Nothing but the images is to be left out of your exact copy of the entries.

Start of Records for this task

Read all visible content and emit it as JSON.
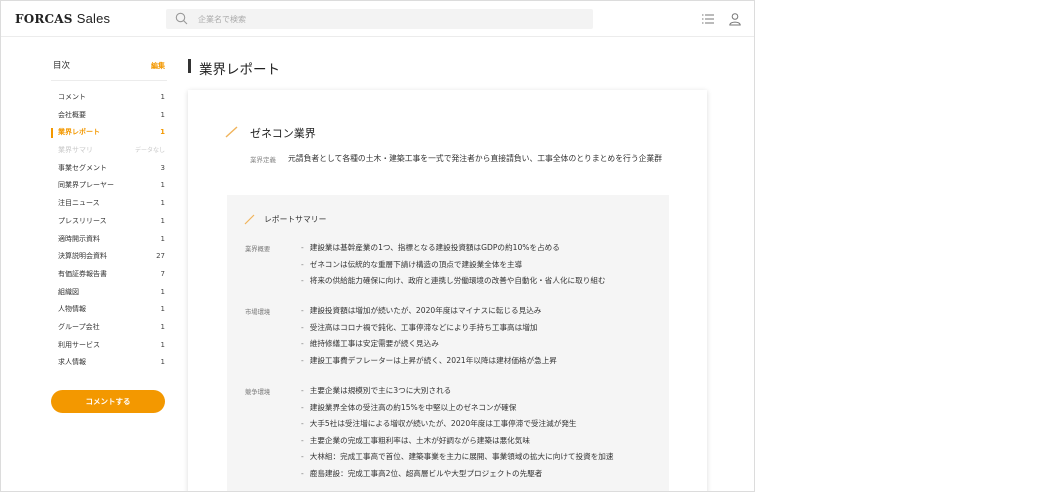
{
  "header": {
    "logo_bold": "FORCAS",
    "logo_suffix": "Sales",
    "search_placeholder": "企業名で検索"
  },
  "icons": {
    "search": "search-icon",
    "list": "list-icon",
    "user": "user-icon",
    "slash": "slash-mark-icon"
  },
  "colors": {
    "accent": "#f39800",
    "text": "#333333",
    "summary_bg": "#f5f5f5"
  },
  "toc": {
    "title": "目次",
    "edit_label": "編集",
    "items": [
      {
        "label": "コメント",
        "count": "1"
      },
      {
        "label": "会社概要",
        "count": "1"
      },
      {
        "label": "業界レポート",
        "count": "1",
        "active": true
      },
      {
        "label": "業界サマリ",
        "count": "データなし",
        "muted": true
      },
      {
        "label": "事業セグメント",
        "count": "3"
      },
      {
        "label": "同業界プレーヤー",
        "count": "1"
      },
      {
        "label": "注目ニュース",
        "count": "1"
      },
      {
        "label": "プレスリリース",
        "count": "1"
      },
      {
        "label": "適時開示資料",
        "count": "1"
      },
      {
        "label": "決算説明会資料",
        "count": "27"
      },
      {
        "label": "有価証券報告書",
        "count": "7"
      },
      {
        "label": "組織図",
        "count": "1"
      },
      {
        "label": "人物情報",
        "count": "1"
      },
      {
        "label": "グループ会社",
        "count": "1"
      },
      {
        "label": "利用サービス",
        "count": "1"
      },
      {
        "label": "求人情報",
        "count": "1"
      }
    ],
    "comment_button": "コメントする"
  },
  "main": {
    "page_title": "業界レポート",
    "industry_name": "ゼネコン業界",
    "definition_label": "業界定義",
    "definition_text": "元請負者として各種の土木・建築工事を一式で発注者から直接請負い、工事全体のとりまとめを行う企業群",
    "summary_title": "レポートサマリー",
    "sections": [
      {
        "label": "業界概要",
        "bullets": [
          "建設業は基幹産業の1つ、指標となる建設投資額はGDPの約10%を占める",
          "ゼネコンは伝統的な重層下請け構造の頂点で建設業全体を主導",
          "将来の供給能力確保に向け、政府と連携し労働環境の改善や自動化・省人化に取り組む"
        ]
      },
      {
        "label": "市場環境",
        "bullets": [
          "建設投資額は増加が続いたが、2020年度はマイナスに転じる見込み",
          "受注高はコロナ禍で鈍化、工事停滞などにより手持ち工事高は増加",
          "維持修繕工事は安定需要が続く見込み",
          "建設工事費デフレーターは上昇が続く、2021年以降は建材価格が急上昇"
        ]
      },
      {
        "label": "競争環境",
        "bullets": [
          "主要企業は規模別で主に3つに大別される",
          "建設業界全体の受注高の約15%を中堅以上のゼネコンが確保",
          "大手5社は受注増による増収が続いたが、2020年度は工事停滞で受注減が発生",
          "主要企業の完成工事粗利率は、土木が好調ながら建築は悪化気味",
          "大林組：完成工事高で首位、建築事業を主力に展開、事業領域の拡大に向けて投資を加速",
          "鹿島建設：完成工事高2位、超高層ビルや大型プロジェクトの先駆者"
        ]
      }
    ]
  }
}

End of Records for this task

--- Finished exercise ---
Read all visible content and emit it as JSON.
{
  "header": {
    "logo_bold": "FORCAS",
    "logo_suffix": "Sales",
    "search_placeholder": "企業名で検索"
  },
  "icons": {
    "search": "search-icon",
    "list": "list-icon",
    "user": "user-icon",
    "slash": "slash-mark-icon"
  },
  "colors": {
    "accent": "#f39800",
    "text": "#333333",
    "summary_bg": "#f5f5f5"
  },
  "toc": {
    "title": "目次",
    "edit_label": "編集",
    "items": [
      {
        "label": "コメント",
        "count": "1"
      },
      {
        "label": "会社概要",
        "count": "1"
      },
      {
        "label": "業界レポート",
        "count": "1",
        "active": true
      },
      {
        "label": "業界サマリ",
        "count": "データなし",
        "muted": true
      },
      {
        "label": "事業セグメント",
        "count": "3"
      },
      {
        "label": "同業界プレーヤー",
        "count": "1"
      },
      {
        "label": "注目ニュース",
        "count": "1"
      },
      {
        "label": "プレスリリース",
        "count": "1"
      },
      {
        "label": "適時開示資料",
        "count": "1"
      },
      {
        "label": "決算説明会資料",
        "count": "27"
      },
      {
        "label": "有価証券報告書",
        "count": "7"
      },
      {
        "label": "組織図",
        "count": "1"
      },
      {
        "label": "人物情報",
        "count": "1"
      },
      {
        "label": "グループ会社",
        "count": "1"
      },
      {
        "label": "利用サービス",
        "count": "1"
      },
      {
        "label": "求人情報",
        "count": "1"
      }
    ],
    "comment_button": "コメントする"
  },
  "main": {
    "page_title": "業界レポート",
    "industry_name": "ゼネコン業界",
    "definition_label": "業界定義",
    "definition_text": "元請負者として各種の土木・建築工事を一式で発注者から直接請負い、工事全体のとりまとめを行う企業群",
    "summary_title": "レポートサマリー",
    "sections": [
      {
        "label": "業界概要",
        "bullets": [
          "建設業は基幹産業の1つ、指標となる建設投資額はGDPの約10%を占める",
          "ゼネコンは伝統的な重層下請け構造の頂点で建設業全体を主導",
          "将来の供給能力確保に向け、政府と連携し労働環境の改善や自動化・省人化に取り組む"
        ]
      },
      {
        "label": "市場環境",
        "bullets": [
          "建設投資額は増加が続いたが、2020年度はマイナスに転じる見込み",
          "受注高はコロナ禍で鈍化、工事停滞などにより手持ち工事高は増加",
          "維持修繕工事は安定需要が続く見込み",
          "建設工事費デフレーターは上昇が続く、2021年以降は建材価格が急上昇"
        ]
      },
      {
        "label": "競争環境",
        "bullets": [
          "主要企業は規模別で主に3つに大別される",
          "建設業界全体の受注高の約15%を中堅以上のゼネコンが確保",
          "大手5社は受注増による増収が続いたが、2020年度は工事停滞で受注減が発生",
          "主要企業の完成工事粗利率は、土木が好調ながら建築は悪化気味",
          "大林組：完成工事高で首位、建築事業を主力に展開、事業領域の拡大に向けて投資を加速",
          "鹿島建設：完成工事高2位、超高層ビルや大型プロジェクトの先駆者"
        ]
      }
    ]
  }
}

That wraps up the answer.